Task prompt » Working from the entries below, count every line that includes the word "true". Return the figure alone.

(Source records)
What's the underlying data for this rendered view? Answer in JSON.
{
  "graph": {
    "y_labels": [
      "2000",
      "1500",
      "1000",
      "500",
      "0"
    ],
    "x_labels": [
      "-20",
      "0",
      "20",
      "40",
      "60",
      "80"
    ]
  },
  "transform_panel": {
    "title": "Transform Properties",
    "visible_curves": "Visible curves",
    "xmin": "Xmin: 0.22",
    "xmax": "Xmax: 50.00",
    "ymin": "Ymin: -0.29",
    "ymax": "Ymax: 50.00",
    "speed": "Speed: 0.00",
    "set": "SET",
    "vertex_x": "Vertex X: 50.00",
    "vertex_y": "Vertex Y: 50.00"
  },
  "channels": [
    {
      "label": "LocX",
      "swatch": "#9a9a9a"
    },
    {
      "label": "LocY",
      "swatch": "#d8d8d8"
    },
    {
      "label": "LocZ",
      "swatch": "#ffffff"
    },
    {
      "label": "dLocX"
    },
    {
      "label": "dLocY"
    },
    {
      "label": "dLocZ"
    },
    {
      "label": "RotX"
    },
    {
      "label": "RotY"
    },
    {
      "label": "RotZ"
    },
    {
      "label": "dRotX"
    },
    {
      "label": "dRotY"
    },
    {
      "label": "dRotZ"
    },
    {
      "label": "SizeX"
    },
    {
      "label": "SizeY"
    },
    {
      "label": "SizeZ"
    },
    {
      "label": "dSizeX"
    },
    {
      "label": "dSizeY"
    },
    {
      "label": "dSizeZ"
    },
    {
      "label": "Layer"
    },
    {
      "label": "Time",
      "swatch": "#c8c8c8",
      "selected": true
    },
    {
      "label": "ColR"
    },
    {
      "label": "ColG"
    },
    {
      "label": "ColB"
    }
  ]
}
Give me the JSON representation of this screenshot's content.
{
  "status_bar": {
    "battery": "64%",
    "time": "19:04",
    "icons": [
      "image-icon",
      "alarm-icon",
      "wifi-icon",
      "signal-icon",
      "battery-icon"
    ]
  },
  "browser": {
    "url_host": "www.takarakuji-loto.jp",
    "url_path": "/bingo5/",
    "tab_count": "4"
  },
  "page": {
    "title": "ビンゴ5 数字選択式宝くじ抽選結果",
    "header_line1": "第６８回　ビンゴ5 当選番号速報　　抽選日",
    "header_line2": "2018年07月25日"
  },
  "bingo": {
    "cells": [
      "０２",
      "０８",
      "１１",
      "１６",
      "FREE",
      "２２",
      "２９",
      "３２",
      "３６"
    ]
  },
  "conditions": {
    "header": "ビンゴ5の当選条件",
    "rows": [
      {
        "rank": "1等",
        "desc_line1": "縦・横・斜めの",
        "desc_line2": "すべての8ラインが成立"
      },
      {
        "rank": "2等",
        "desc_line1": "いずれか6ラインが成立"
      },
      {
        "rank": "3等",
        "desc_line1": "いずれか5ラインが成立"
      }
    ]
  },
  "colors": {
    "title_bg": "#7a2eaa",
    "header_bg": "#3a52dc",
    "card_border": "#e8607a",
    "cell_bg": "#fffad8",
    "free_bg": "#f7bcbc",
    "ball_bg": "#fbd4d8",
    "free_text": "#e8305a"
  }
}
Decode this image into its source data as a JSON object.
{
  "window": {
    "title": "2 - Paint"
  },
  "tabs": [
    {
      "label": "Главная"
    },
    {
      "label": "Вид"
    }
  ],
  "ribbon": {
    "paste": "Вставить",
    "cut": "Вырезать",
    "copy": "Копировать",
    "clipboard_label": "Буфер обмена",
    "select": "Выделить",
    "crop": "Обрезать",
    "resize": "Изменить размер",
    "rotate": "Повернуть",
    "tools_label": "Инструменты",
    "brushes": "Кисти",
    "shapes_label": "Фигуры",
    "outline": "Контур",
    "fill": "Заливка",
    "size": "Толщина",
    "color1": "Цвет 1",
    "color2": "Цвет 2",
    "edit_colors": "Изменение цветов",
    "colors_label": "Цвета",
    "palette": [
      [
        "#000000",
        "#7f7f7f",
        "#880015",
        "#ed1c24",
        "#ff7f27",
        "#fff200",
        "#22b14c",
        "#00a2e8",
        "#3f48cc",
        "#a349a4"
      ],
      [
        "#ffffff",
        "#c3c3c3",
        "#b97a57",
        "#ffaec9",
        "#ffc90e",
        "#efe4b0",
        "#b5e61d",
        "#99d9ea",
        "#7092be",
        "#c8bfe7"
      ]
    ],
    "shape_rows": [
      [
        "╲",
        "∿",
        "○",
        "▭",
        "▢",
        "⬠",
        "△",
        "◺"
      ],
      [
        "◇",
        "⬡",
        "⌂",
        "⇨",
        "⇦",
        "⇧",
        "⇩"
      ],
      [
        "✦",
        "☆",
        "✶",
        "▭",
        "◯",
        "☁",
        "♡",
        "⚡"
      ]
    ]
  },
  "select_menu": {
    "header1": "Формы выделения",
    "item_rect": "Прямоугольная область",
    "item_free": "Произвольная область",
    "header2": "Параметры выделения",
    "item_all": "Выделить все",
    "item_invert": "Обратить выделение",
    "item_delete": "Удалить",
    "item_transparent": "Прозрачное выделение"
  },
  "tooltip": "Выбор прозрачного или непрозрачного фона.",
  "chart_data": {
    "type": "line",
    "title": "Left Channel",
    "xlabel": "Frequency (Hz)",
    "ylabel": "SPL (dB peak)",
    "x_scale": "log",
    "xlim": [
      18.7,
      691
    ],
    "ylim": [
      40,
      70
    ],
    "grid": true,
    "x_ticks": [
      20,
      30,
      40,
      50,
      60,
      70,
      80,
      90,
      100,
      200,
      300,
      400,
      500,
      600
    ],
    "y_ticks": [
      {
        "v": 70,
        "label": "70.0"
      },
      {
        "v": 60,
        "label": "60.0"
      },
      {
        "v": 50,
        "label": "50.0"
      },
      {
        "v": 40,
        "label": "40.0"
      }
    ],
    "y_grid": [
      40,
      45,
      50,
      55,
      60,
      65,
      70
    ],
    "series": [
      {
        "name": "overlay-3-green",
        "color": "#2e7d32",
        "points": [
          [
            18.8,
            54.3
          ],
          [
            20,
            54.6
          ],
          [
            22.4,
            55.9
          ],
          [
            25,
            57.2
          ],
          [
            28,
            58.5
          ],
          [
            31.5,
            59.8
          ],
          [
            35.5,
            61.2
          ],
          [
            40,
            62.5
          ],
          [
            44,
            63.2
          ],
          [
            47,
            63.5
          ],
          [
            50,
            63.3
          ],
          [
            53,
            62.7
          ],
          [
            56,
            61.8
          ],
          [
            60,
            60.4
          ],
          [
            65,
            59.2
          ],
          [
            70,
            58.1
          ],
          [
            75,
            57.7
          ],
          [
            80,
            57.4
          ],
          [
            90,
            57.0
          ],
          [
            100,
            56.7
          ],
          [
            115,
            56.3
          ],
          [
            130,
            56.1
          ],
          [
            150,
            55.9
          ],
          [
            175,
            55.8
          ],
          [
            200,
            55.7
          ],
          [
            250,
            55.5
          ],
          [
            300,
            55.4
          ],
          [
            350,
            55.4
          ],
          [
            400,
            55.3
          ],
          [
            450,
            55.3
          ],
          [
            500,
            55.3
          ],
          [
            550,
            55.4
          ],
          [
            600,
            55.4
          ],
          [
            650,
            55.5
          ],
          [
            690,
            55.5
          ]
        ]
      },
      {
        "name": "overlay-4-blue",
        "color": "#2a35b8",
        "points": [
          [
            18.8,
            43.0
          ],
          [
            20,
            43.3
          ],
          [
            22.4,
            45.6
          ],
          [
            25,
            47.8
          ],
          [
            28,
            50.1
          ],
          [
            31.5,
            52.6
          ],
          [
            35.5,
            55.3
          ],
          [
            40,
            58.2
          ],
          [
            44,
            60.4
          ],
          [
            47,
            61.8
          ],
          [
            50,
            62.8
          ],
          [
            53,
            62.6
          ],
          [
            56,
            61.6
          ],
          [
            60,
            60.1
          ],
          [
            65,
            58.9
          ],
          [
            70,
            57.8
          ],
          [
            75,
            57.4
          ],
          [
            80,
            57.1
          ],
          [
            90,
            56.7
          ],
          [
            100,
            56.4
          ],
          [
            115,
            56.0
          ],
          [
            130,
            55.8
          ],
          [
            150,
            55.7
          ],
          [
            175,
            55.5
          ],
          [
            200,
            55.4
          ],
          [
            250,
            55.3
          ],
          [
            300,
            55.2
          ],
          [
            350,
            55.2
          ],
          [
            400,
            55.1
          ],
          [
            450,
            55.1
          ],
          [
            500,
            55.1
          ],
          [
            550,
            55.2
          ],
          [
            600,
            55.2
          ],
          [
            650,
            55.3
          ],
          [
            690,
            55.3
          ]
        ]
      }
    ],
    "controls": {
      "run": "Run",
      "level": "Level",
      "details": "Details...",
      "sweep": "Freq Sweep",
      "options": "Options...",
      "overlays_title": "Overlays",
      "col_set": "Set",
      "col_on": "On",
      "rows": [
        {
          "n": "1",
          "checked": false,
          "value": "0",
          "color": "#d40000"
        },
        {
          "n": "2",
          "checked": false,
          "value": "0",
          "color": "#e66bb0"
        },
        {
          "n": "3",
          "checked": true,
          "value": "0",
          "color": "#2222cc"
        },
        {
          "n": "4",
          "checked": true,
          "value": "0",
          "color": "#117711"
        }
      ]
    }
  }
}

Your response » 4